Tuesday, 24 April 2012

presto-chango or mission abolished

Though ostensibly in response to the promise of more moderate and democratic regimes in the wake of the Arab Spring (which caught the West off-guard, though now they are trying to countermand the movement and cultivate partnerships), elements within the US executive branch have pronounced the war on terror to be over, the tide receding. I truly hope that peace, openness and reason will return to fill that void, idleness of the machines of war, but I suspect that prosecuting terrorists is merely transmuting into something more devious and shadowy, and puts the conduct and shell-diplomacy of the US just a few precious notches above the forces and ideals that they were fighting against, until just now. The armed forces, vetted and contained by Congress, and the foreign service corps of America are being drastically cut, only to be replaced with mercenaries and all-seeing harpies. 
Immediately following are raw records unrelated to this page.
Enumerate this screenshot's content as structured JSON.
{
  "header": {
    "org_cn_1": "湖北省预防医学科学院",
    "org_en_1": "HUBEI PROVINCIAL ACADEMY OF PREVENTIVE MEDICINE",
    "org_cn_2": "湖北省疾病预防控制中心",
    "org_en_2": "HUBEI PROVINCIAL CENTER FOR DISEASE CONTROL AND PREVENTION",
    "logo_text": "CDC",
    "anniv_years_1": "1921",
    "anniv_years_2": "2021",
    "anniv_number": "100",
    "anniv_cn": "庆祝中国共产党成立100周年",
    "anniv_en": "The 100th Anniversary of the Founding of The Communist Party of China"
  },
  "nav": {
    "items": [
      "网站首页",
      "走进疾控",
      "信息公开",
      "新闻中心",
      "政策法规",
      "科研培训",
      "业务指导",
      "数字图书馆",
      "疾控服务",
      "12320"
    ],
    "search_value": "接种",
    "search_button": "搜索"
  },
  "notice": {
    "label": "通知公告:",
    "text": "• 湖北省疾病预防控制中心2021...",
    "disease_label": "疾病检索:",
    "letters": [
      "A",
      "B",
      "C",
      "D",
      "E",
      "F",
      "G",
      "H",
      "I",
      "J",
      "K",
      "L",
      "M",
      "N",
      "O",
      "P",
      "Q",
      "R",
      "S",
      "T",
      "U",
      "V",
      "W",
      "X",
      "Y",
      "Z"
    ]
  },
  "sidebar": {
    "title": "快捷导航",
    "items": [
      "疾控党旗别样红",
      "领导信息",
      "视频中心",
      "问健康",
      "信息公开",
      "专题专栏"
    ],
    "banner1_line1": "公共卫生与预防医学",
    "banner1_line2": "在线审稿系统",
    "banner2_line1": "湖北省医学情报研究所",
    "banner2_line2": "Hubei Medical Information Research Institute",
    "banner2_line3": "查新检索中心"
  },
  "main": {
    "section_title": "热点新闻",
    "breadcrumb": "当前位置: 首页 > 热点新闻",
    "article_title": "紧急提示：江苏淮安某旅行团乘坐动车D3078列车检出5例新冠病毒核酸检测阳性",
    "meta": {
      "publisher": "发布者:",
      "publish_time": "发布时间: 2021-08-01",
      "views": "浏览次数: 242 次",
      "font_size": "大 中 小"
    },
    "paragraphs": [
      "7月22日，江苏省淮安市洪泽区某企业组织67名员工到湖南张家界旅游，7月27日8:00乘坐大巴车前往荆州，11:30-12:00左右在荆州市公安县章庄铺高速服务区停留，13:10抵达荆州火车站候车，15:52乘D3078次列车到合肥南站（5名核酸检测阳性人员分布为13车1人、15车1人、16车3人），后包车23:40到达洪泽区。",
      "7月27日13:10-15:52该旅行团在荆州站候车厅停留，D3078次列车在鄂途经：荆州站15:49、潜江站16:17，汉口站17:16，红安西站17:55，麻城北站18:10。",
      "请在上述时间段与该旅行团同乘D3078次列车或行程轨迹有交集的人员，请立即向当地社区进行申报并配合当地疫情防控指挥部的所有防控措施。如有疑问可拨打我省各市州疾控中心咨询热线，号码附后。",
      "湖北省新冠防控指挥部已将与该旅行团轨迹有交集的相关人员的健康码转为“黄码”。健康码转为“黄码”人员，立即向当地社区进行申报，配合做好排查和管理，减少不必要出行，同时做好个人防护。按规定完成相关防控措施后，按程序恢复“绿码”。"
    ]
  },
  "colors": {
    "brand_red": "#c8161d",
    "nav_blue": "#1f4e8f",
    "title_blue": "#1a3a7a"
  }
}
 One important characteristic, at least one that was highlighted by the US for justification, of terrorism is that these groups fight unconventionally, outside of the context and oversight of government and law. This shift to contracted warfare, rendition, secret operations sounds uncomfortably similar to the modus operandi of enemy combatants, unaccountable and held to no standards or overarching consensus.  Soldiers-of-Fortune do not exactly seem promising, not only in keeping the peace but also in terms of real defense from real threats.  Add to the formula the erosion of civil liberties, income disparities, chronic under-employment and a representative democracy that has strayed far from its intended purpose and process, America is becoming more rogue and difficult to distinguish as a leader among nations.